YOUR OBJECTIVE: Would you retype, word for word, the line with "What data populates" and every line after it through the end of the records below?

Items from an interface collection
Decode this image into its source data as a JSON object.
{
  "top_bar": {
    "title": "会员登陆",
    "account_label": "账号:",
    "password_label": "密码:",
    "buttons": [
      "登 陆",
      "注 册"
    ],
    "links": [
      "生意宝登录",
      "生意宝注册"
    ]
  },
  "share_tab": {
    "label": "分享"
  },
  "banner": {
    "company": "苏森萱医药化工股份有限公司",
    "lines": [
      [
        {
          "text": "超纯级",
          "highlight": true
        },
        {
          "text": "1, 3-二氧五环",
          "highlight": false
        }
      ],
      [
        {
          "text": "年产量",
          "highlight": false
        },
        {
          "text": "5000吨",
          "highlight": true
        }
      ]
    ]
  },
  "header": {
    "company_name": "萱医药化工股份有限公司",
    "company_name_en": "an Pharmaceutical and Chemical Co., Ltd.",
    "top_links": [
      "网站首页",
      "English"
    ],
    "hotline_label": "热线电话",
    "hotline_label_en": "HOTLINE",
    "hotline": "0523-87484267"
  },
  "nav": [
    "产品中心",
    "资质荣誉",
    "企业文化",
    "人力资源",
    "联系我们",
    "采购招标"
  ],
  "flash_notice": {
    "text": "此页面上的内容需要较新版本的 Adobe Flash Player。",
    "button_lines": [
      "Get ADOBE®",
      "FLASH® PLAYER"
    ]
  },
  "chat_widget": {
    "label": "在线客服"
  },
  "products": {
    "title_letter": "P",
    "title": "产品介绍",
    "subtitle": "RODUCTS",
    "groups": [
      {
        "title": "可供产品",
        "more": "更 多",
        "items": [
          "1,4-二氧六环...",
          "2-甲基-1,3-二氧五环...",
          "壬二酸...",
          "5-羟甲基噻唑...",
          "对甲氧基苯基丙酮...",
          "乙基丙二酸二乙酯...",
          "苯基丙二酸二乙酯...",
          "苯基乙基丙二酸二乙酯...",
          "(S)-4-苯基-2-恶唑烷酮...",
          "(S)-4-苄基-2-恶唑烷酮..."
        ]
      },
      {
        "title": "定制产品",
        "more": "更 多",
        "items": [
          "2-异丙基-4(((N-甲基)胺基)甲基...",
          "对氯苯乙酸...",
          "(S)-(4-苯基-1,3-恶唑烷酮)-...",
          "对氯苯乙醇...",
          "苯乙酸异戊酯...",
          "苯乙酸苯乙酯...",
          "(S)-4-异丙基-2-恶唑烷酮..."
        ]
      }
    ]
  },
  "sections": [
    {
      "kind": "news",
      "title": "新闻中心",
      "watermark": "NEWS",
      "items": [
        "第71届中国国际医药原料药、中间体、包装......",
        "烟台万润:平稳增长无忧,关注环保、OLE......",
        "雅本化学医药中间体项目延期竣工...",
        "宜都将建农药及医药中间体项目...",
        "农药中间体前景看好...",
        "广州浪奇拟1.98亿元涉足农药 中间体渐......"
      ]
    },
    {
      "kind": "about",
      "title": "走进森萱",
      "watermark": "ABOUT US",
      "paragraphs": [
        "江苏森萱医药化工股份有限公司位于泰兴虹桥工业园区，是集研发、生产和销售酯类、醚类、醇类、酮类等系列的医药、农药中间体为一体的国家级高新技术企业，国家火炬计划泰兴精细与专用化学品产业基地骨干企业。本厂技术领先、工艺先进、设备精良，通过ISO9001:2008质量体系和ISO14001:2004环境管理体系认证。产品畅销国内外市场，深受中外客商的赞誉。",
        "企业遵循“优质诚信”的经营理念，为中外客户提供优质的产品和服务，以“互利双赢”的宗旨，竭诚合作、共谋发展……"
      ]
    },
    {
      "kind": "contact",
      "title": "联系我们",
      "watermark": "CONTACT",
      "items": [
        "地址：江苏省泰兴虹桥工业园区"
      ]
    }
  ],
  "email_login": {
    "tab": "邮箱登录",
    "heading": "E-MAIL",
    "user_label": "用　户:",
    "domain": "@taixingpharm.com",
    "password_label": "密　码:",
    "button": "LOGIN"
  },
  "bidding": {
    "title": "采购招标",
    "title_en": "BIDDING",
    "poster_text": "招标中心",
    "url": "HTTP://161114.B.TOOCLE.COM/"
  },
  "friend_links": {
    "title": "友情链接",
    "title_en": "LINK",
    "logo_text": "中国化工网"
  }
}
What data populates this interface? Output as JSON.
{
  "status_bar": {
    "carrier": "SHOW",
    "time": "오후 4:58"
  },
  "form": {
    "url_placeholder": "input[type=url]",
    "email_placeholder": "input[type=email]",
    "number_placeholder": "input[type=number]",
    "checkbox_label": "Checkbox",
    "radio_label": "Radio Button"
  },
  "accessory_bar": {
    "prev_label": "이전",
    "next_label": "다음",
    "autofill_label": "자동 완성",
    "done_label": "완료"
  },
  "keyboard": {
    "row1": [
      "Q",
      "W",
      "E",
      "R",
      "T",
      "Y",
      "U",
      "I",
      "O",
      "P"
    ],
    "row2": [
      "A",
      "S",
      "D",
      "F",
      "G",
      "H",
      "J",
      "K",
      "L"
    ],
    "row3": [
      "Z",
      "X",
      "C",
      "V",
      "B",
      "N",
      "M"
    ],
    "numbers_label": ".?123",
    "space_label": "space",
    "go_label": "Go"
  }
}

YOUR RESPONSE:
What data populates this interface? Output as JSON.
{
  "status_bar": {
    "carrier": "SHOW",
    "time": "오후 4:58"
  },
  "form": {
    "url_placeholder": "input[type=url]",
    "email_placeholder": "input[type=email]",
    "number_placeholder": "input[type=number]",
    "checkbox_label": "Checkbox",
    "radio_label": "Radio Button"
  },
  "accessory_bar": {
    "prev_label": "이전",
    "next_label": "다음",
    "autofill_label": "자동 완성",
    "done_label": "완료"
  },
  "keyboard": {
    "row1": [
      "Q",
      "W",
      "E",
      "R",
      "T",
      "Y",
      "U",
      "I",
      "O",
      "P"
    ],
    "row2": [
      "A",
      "S",
      "D",
      "F",
      "G",
      "H",
      "J",
      "K",
      "L"
    ],
    "row3": [
      "Z",
      "X",
      "C",
      "V",
      "B",
      "N",
      "M"
    ],
    "numbers_label": ".?123",
    "space_label": "space",
    "go_label": "Go"
  }
}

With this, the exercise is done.